[MATERIAL TO PROCESS]
═══

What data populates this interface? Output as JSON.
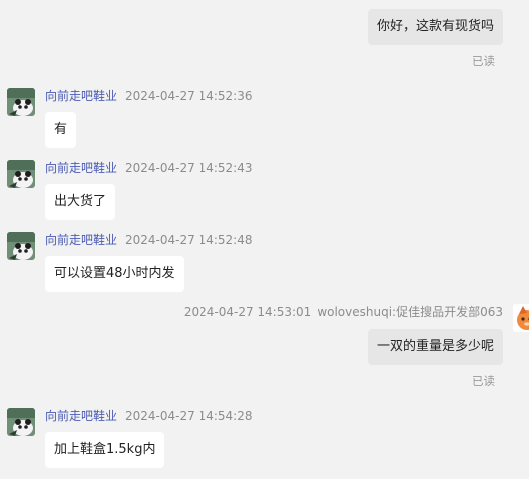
{
  "messages": [
    {
      "direction": "out",
      "text": "你好，这款有现货吗",
      "status": "已读"
    },
    {
      "direction": "in",
      "sender": "向前走吧鞋业",
      "timestamp": "2024-04-27 14:52:36",
      "text": "有",
      "avatar_icon": "panda-avatar-icon"
    },
    {
      "direction": "in",
      "sender": "向前走吧鞋业",
      "timestamp": "2024-04-27 14:52:43",
      "text": "出大货了",
      "avatar_icon": "panda-avatar-icon"
    },
    {
      "direction": "in",
      "sender": "向前走吧鞋业",
      "timestamp": "2024-04-27 14:52:48",
      "text": "可以设置48小时内发",
      "avatar_icon": "panda-avatar-icon"
    },
    {
      "direction": "out",
      "sender": "woloveshuqi:促佳搜品开发部063",
      "timestamp": "2024-04-27 14:53:01",
      "text": "一双的重量是多少呢",
      "status": "已读",
      "avatar_icon": "orange-character-avatar-icon"
    },
    {
      "direction": "in",
      "sender": "向前走吧鞋业",
      "timestamp": "2024-04-27 14:54:28",
      "text": "加上鞋盒1.5kg内",
      "avatar_icon": "panda-avatar-icon"
    }
  ],
  "colors": {
    "background": "#f2f2f2",
    "incoming_bubble": "#ffffff",
    "outgoing_bubble": "#e6e6e6",
    "sender_name": "#4a5bb5",
    "meta_text": "#8c8c8c"
  }
}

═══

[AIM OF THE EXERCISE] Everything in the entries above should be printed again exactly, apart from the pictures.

[RESULT]
What data populates this interface? Output as JSON.
{
  "messages": [
    {
      "direction": "out",
      "text": "你好，这款有现货吗",
      "status": "已读"
    },
    {
      "direction": "in",
      "sender": "向前走吧鞋业",
      "timestamp": "2024-04-27 14:52:36",
      "text": "有",
      "avatar_icon": "panda-avatar-icon"
    },
    {
      "direction": "in",
      "sender": "向前走吧鞋业",
      "timestamp": "2024-04-27 14:52:43",
      "text": "出大货了",
      "avatar_icon": "panda-avatar-icon"
    },
    {
      "direction": "in",
      "sender": "向前走吧鞋业",
      "timestamp": "2024-04-27 14:52:48",
      "text": "可以设置48小时内发",
      "avatar_icon": "panda-avatar-icon"
    },
    {
      "direction": "out",
      "sender": "woloveshuqi:促佳搜品开发部063",
      "timestamp": "2024-04-27 14:53:01",
      "text": "一双的重量是多少呢",
      "status": "已读",
      "avatar_icon": "orange-character-avatar-icon"
    },
    {
      "direction": "in",
      "sender": "向前走吧鞋业",
      "timestamp": "2024-04-27 14:54:28",
      "text": "加上鞋盒1.5kg内",
      "avatar_icon": "panda-avatar-icon"
    }
  ],
  "colors": {
    "background": "#f2f2f2",
    "incoming_bubble": "#ffffff",
    "outgoing_bubble": "#e6e6e6",
    "sender_name": "#4a5bb5",
    "meta_text": "#8c8c8c"
  }
}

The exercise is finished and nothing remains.